Perhaps it's not surprising that President Donald Trump, who infamously bragged about how he likes to "just start kissing" women and "grab ’em by the pussy," has chosen a Secretary of Education who would weaken Title IX protections for students who are victimized by sexual assault on campus.
Either way, that is what happened today.
Education Secretary Betsy DeVos has withdrawn the "dear colleague" letter submitted by President Barack Obama's administration that strengthened Title IX protections, according to CNN. A statement released by the Department of Education explained that "the withdrawn documents ignored notice and comment requirements, created a system that lacked basic elements of due process and failed to ensure fundamental fairness."
DeVos elaborated on this position in a press release which explained that "this interim guidance will help schools as they work to combat sexual misconduct and will treat all students fairly. Schools must continue to confront these horrific crimes and behaviors head-on. There will be no more sweeping them under the rug. But the process also must be fair and impartial, giving everyone more confidence in its outcomes."
Lawyer Michael Dolce, who specializes in sexual abuse cases and has drawn from his own experience as an abuse survivor, strongly disagrees that this is a good thing.
"Big picture: It sends a message that all the specific guidance that universities and colleges have received over the past decade can be disregarded in favor of a 7-page boilerplate piece of rather useless information," Dolce told Salon. "The prior requirements no longer apply and that's very dangerous. Those requirements were established to maintain the safety of students, and now DeVos's decision invites the universities to adopt a standard of higher proof that is the equivalent of a criminal investigation. They don't have the resources or the expertise to handle that."

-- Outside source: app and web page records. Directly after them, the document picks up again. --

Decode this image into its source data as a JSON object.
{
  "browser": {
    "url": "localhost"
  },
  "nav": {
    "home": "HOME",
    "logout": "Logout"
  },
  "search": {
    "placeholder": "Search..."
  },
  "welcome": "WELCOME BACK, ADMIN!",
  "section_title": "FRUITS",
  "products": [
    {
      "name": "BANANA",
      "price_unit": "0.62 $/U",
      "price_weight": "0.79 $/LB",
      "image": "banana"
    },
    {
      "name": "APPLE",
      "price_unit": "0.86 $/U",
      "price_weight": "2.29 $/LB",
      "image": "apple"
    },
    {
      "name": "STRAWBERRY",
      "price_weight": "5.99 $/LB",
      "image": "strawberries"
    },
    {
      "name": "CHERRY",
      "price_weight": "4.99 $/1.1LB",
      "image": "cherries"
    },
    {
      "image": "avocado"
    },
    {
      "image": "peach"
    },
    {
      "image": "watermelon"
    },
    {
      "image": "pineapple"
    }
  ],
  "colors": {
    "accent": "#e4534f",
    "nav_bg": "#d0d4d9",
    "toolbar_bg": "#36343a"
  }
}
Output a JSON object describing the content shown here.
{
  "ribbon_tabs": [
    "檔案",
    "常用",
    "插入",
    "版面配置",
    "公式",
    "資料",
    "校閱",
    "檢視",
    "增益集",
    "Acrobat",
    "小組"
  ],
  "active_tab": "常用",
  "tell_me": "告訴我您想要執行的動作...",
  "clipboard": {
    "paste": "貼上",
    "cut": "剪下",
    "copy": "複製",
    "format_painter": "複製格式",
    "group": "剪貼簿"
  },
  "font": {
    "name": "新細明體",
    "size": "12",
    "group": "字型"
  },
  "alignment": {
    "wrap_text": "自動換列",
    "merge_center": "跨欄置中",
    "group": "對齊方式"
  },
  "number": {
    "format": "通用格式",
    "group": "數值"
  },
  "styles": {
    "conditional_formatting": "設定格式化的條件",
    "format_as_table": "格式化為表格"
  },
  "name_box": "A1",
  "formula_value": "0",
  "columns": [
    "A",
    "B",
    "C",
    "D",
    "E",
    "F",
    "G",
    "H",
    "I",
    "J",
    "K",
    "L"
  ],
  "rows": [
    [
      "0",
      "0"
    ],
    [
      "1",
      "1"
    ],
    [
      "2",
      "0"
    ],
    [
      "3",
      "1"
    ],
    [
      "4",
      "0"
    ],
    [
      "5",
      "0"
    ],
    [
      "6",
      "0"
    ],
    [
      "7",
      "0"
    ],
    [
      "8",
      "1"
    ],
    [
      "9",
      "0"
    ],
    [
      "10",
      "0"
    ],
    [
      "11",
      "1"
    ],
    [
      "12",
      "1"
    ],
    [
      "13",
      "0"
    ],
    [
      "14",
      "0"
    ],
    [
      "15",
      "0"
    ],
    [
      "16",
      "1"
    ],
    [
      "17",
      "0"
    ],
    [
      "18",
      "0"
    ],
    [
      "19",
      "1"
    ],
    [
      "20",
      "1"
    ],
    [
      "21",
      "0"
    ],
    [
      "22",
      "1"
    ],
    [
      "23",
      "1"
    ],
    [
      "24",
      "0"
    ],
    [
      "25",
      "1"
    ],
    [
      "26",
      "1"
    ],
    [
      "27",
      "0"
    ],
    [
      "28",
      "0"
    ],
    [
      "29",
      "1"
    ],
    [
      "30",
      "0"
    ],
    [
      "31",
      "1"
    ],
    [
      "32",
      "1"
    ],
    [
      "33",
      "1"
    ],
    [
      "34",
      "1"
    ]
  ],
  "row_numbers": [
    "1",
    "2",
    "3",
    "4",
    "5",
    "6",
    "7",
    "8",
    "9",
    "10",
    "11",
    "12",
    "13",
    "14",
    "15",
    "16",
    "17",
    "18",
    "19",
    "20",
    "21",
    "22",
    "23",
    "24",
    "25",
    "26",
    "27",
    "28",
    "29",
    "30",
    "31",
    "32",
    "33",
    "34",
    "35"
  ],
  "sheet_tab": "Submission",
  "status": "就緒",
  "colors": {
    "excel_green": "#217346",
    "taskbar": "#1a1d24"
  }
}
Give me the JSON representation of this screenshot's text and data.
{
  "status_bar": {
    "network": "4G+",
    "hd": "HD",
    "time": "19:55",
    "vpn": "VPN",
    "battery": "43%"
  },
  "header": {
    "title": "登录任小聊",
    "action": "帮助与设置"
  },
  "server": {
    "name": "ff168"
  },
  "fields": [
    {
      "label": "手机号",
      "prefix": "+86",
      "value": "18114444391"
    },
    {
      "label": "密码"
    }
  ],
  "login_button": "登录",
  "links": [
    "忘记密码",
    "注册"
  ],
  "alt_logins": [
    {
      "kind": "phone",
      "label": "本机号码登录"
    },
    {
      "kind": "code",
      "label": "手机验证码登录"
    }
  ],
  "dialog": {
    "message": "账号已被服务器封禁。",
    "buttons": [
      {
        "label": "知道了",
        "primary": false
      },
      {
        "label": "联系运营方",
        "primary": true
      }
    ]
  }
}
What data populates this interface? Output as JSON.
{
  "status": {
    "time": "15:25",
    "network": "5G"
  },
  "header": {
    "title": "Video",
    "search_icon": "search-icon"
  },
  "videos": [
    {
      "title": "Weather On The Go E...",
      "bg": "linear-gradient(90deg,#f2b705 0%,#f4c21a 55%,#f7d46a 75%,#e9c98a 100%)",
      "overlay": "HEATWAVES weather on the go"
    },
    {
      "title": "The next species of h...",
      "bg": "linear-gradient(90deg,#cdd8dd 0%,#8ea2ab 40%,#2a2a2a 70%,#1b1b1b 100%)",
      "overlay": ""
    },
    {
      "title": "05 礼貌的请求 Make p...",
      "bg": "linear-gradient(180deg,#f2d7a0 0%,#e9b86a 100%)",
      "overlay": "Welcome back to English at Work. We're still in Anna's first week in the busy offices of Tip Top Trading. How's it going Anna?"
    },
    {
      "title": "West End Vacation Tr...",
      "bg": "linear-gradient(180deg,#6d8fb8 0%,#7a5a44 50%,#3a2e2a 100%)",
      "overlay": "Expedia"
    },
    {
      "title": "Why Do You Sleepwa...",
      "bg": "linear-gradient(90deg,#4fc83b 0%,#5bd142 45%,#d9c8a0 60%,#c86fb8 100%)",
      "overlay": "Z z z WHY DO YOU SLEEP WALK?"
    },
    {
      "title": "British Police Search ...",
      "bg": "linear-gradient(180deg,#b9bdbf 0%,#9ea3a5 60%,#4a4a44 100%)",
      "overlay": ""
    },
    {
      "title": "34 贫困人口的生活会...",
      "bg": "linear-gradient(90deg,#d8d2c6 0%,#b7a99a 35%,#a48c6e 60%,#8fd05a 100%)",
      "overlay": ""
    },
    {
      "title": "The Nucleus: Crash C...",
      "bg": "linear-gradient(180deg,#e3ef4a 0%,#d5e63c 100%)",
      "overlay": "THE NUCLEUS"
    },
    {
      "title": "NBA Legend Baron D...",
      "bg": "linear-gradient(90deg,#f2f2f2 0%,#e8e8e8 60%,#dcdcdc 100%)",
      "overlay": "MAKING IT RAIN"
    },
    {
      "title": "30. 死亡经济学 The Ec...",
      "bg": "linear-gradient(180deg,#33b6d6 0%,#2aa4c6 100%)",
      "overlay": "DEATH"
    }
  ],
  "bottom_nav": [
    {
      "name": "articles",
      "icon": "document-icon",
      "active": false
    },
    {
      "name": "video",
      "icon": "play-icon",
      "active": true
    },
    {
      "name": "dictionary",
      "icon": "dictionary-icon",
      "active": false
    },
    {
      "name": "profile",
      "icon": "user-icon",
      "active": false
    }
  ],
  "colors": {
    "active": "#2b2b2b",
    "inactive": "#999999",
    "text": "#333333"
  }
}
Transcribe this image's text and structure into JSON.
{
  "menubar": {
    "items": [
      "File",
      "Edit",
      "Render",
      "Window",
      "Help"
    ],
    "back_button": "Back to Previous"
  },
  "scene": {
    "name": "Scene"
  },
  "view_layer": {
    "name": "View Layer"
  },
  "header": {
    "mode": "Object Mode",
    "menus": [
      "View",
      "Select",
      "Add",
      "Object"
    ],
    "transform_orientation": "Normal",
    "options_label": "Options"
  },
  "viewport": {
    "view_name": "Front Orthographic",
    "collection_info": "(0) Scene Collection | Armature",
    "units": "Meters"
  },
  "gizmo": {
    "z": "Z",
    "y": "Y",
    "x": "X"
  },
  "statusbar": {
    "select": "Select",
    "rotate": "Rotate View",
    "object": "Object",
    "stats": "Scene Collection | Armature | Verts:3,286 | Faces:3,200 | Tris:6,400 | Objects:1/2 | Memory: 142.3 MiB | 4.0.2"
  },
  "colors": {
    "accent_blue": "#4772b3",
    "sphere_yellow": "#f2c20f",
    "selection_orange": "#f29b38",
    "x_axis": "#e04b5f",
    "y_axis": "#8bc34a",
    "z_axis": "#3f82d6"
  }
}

Dolce also argued that the concerns about maintaining due process for those accused is overblown.
"I think this is using a sledgehammer to kill an ant," Dolce told Salon. "Anyone who is accused of such a heinous crime is of course entitled to due process, but what we have is a serious problem with underreporting of sex crimes on college campuses. The false report rate is not particularly high and there is not a rash of false claim cases. Why would we want to endanger tens of thousands of students because of a handful of people who have had due process issues?"